Task instructions — Without including the pictures, copy out every line below.

(Excerpts from an interface dataset)
────

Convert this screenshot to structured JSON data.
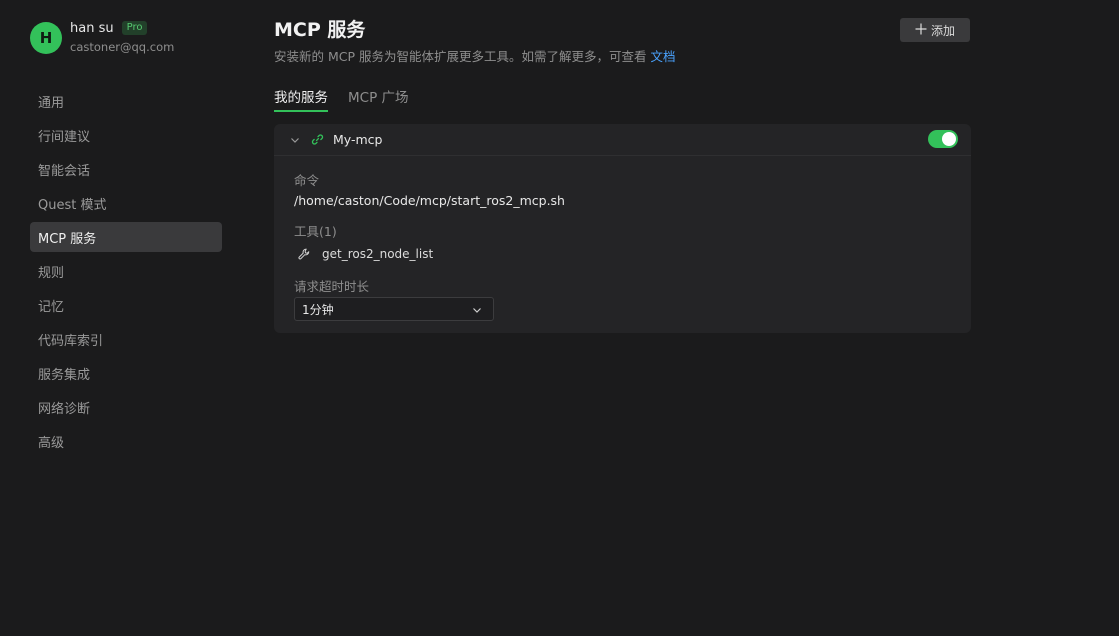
{
  "user": {
    "avatar_letter": "H",
    "name": "han su",
    "badge": "Pro",
    "email": "castoner@qq.com"
  },
  "sidebar": {
    "items": [
      {
        "label": "通用"
      },
      {
        "label": "行间建议"
      },
      {
        "label": "智能会话"
      },
      {
        "label": "Quest 模式"
      },
      {
        "label": "MCP 服务",
        "active": true
      },
      {
        "label": "规则"
      },
      {
        "label": "记忆"
      },
      {
        "label": "代码库索引"
      },
      {
        "label": "服务集成"
      },
      {
        "label": "网络诊断"
      },
      {
        "label": "高级"
      }
    ]
  },
  "header": {
    "title": "MCP 服务",
    "description": "安装新的 MCP 服务为智能体扩展更多工具。如需了解更多，可查看",
    "doc_link": "文档",
    "add_button": "添加"
  },
  "tabs": [
    {
      "label": "我的服务",
      "active": true
    },
    {
      "label": "MCP 广场",
      "active": false
    }
  ],
  "server": {
    "name": "My-mcp",
    "enabled": true,
    "command_label": "命令",
    "command": "/home/caston/Code/mcp/start_ros2_mcp.sh",
    "tools_label": "工具(1)",
    "tools": [
      "get_ros2_node_list"
    ],
    "timeout_label": "请求超时时长",
    "timeout_value": "1分钟"
  },
  "colors": {
    "accent": "#33c15a",
    "link": "#4aa3ff",
    "background": "#1b1b1c",
    "card": "#242426"
  },
  "icons": {
    "add": "plus-icon",
    "expand": "chevron-down-icon",
    "server_type": "link-icon",
    "tool": "wrench-icon"
  }
}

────

Result of this task —
Convert this screenshot to structured JSON data.
{
  "user": {
    "avatar_letter": "H",
    "name": "han su",
    "badge": "Pro",
    "email": "castoner@qq.com"
  },
  "sidebar": {
    "items": [
      {
        "label": "通用"
      },
      {
        "label": "行间建议"
      },
      {
        "label": "智能会话"
      },
      {
        "label": "Quest 模式"
      },
      {
        "label": "MCP 服务",
        "active": true
      },
      {
        "label": "规则"
      },
      {
        "label": "记忆"
      },
      {
        "label": "代码库索引"
      },
      {
        "label": "服务集成"
      },
      {
        "label": "网络诊断"
      },
      {
        "label": "高级"
      }
    ]
  },
  "header": {
    "title": "MCP 服务",
    "description": "安装新的 MCP 服务为智能体扩展更多工具。如需了解更多，可查看",
    "doc_link": "文档",
    "add_button": "添加"
  },
  "tabs": [
    {
      "label": "我的服务",
      "active": true
    },
    {
      "label": "MCP 广场",
      "active": false
    }
  ],
  "server": {
    "name": "My-mcp",
    "enabled": true,
    "command_label": "命令",
    "command": "/home/caston/Code/mcp/start_ros2_mcp.sh",
    "tools_label": "工具(1)",
    "tools": [
      "get_ros2_node_list"
    ],
    "timeout_label": "请求超时时长",
    "timeout_value": "1分钟"
  },
  "colors": {
    "accent": "#33c15a",
    "link": "#4aa3ff",
    "background": "#1b1b1c",
    "card": "#242426"
  },
  "icons": {
    "add": "plus-icon",
    "expand": "chevron-down-icon",
    "server_type": "link-icon",
    "tool": "wrench-icon"
  }
}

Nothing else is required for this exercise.